WENHAM — Gordon College has reached an agreement to sell part of its land to a development company which plans to build housing for people aged 55 and over.
In an email to the university community, Gordon College President Michael Hammond said the sale would generate “an eight figure figure” and help the college pay down its long-term debt.
“This will provide much needed financial flexibility by allowing us to repay long term debt and ultimately will provide the Town of Wenham with additional tax revenue as Gordon’s property is tax exempt,” wrote Hammond.
Hammond said in the email that he could not release exact details until the deal was finalized. But he said the land is located to the west and around the college’s Woodland parking lot and the development would be accessed via Grapevine Road. The development, which would require approval from the town of Wenham, would be done in three phases on three separate project lots and would take at least four years to complete. Up to 10% of the units would be designated as affordable housing.
Wenham Town administrator Steve Poulos identified the developer as PulteGroup. The Atlanta-based company is the third-largest homebuilder in the nation with operations in more than 40 major cities, according to its website. Poulos said the company has yet to submit plans to the city. The project will have to be examined by the town planning council. Poulos described the site as a “significant piece of land” and said it adjoined Coy Pond.
“Like any project, we want to ensure that the development ultimately benefits the city and its residents,” Poulos said.
Hammond, who became president of Gordon College in July 2021, said the college pays $1.7 million in debt charges each year, which he called a “significant burden” on its operating budget and its cash flow. He said the college’s board of trustees voted two years ago to allow “targeted exploration” of offers to purchase certain college lands to pay off that debt.
Hammond said most of the college’s 475 acres are set aside for conservation and cannot be used to develop the campus, but some smaller plots have attracted interest from potential buyers over the years, including a plot in Manchester near the old Junction 16.
Hammond said there is precedent for the upcoming project, pointing to the Parson’s Hill neighborhood near Route 128 that was created following the sale of Gordon’s land in 1998.
“Having said that, I also understand that our sprawling, wooded campus is a defining aspect of Gordon that is valued by many faculty, staff and students as well as our local community,” Hammond wrote in the email. “All of these factors were carefully considered when exploring this narrowly focused opportunity.”
Rick Sweeney, a spokesman for Gordon College, said the land in question runs behind the Woodland parking lot and is unlikely to be very visible from Grapevine Road.
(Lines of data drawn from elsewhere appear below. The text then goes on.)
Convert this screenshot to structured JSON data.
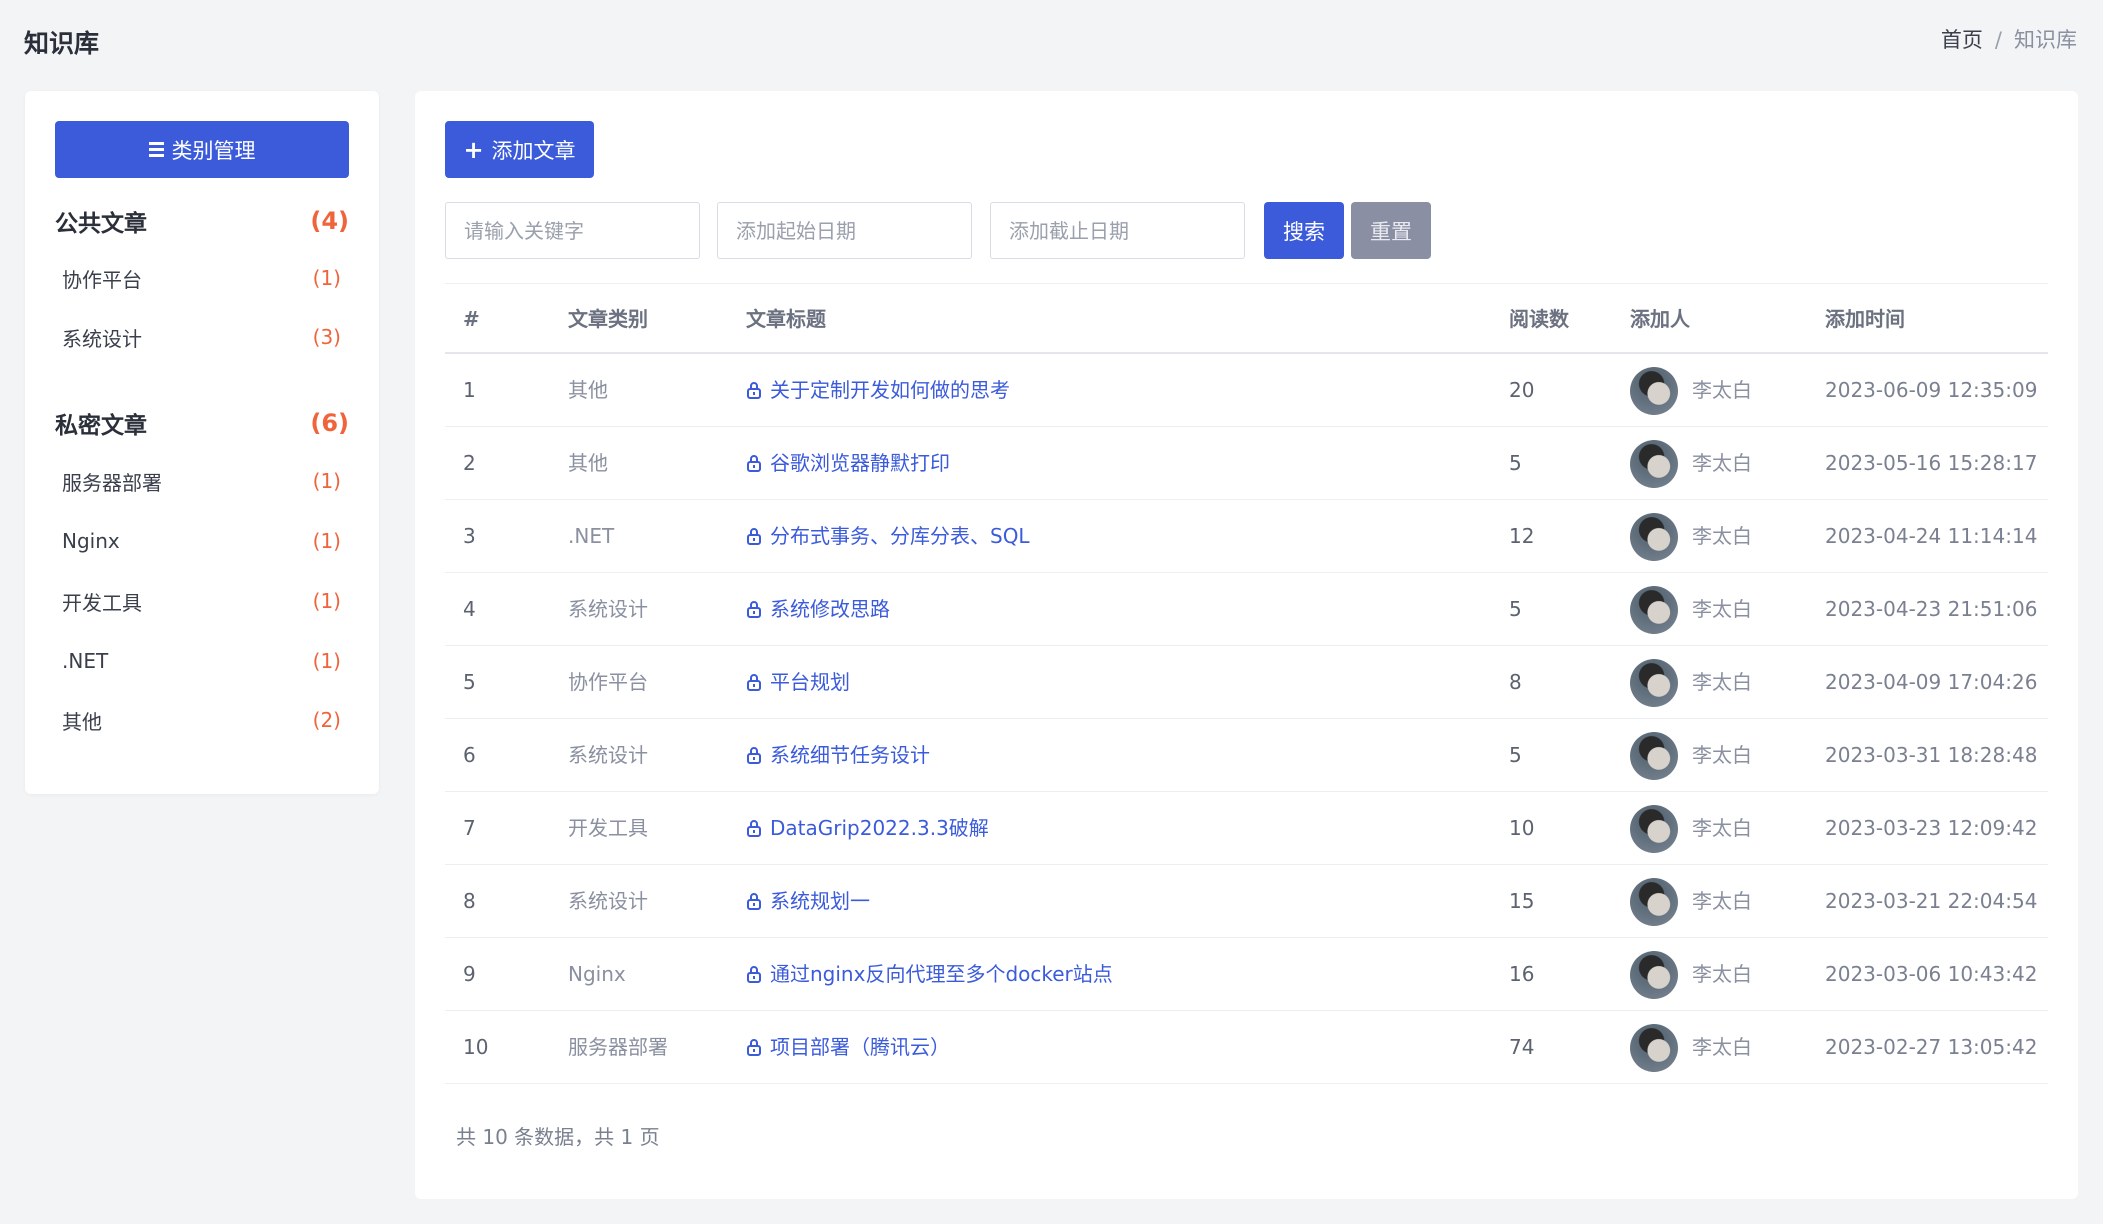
{
  "header": {
    "title": "知识库",
    "breadcrumb": [
      "首页",
      "知识库"
    ]
  },
  "sidebar": {
    "manage_button": "类别管理",
    "public_group": {
      "label": "公共文章",
      "count": "(4)"
    },
    "public_items": [
      {
        "label": "协作平台",
        "count": "(1)"
      },
      {
        "label": "系统设计",
        "count": "(3)"
      }
    ],
    "private_group": {
      "label": "私密文章",
      "count": "(6)"
    },
    "private_items": [
      {
        "label": "服务器部署",
        "count": "(1)"
      },
      {
        "label": "Nginx",
        "count": "(1)"
      },
      {
        "label": "开发工具",
        "count": "(1)"
      },
      {
        "label": ".NET",
        "count": "(1)"
      },
      {
        "label": "其他",
        "count": "(2)"
      }
    ]
  },
  "main": {
    "add_button": "添加文章",
    "search": {
      "keyword_placeholder": "请输入关键字",
      "start_placeholder": "添加起始日期",
      "end_placeholder": "添加截止日期",
      "search_label": "搜索",
      "reset_label": "重置"
    },
    "columns": [
      "#",
      "文章类别",
      "文章标题",
      "阅读数",
      "添加人",
      "添加时间"
    ],
    "rows": [
      {
        "no": "1",
        "category": "其他",
        "title": "关于定制开发如何做的思考",
        "reads": "20",
        "author": "李太白",
        "time": "2023-06-09 12:35:09"
      },
      {
        "no": "2",
        "category": "其他",
        "title": "谷歌浏览器静默打印",
        "reads": "5",
        "author": "李太白",
        "time": "2023-05-16 15:28:17"
      },
      {
        "no": "3",
        "category": ".NET",
        "title": "分布式事务、分库分表、SQL",
        "reads": "12",
        "author": "李太白",
        "time": "2023-04-24 11:14:14"
      },
      {
        "no": "4",
        "category": "系统设计",
        "title": "系统修改思路",
        "reads": "5",
        "author": "李太白",
        "time": "2023-04-23 21:51:06"
      },
      {
        "no": "5",
        "category": "协作平台",
        "title": "平台规划",
        "reads": "8",
        "author": "李太白",
        "time": "2023-04-09 17:04:26"
      },
      {
        "no": "6",
        "category": "系统设计",
        "title": "系统细节任务设计",
        "reads": "5",
        "author": "李太白",
        "time": "2023-03-31 18:28:48"
      },
      {
        "no": "7",
        "category": "开发工具",
        "title": "DataGrip2022.3.3破解",
        "reads": "10",
        "author": "李太白",
        "time": "2023-03-23 12:09:42"
      },
      {
        "no": "8",
        "category": "系统设计",
        "title": "系统规划一",
        "reads": "15",
        "author": "李太白",
        "time": "2023-03-21 22:04:54"
      },
      {
        "no": "9",
        "category": "Nginx",
        "title": "通过nginx反向代理至多个docker站点",
        "reads": "16",
        "author": "李太白",
        "time": "2023-03-06 10:43:42"
      },
      {
        "no": "10",
        "category": "服务器部署",
        "title": "项目部署（腾讯云）",
        "reads": "74",
        "author": "李太白",
        "time": "2023-02-27 13:05:42"
      }
    ],
    "footer": "共 10 条数据，共 1 页"
  },
  "colors": {
    "primary": "#3b5bdb",
    "count_accent": "#f0643c",
    "reset_button": "#8a8fa3",
    "background": "#f3f4f6"
  }
}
He stressed that the development would be a “multi-step process” with community input along the way.
“Ultimately, we believe this will be of long-term benefit to the town of Wenham, as well as the College,” Sweeney said in an email.
Like many colleges across the country, Gordon College has had to deal with the financial impact of a decline in the number of college-aged students. Hammond said traditional undergraduate enrollment “continues to be a challenge.” Gordon, a Christian liberal arts college, has 1,368 undergraduate students and 436 graduate students. Tuition, room and board for the 2022-23 academic year is $39,190, though the actual cost after financial aid can be as low as $12,115 for students from low-income families, according to the ‘school.
“(We) need to make the best use of resources, including College assets, and prioritize decisions that help our enrollment and budget priorities,” Hammond said.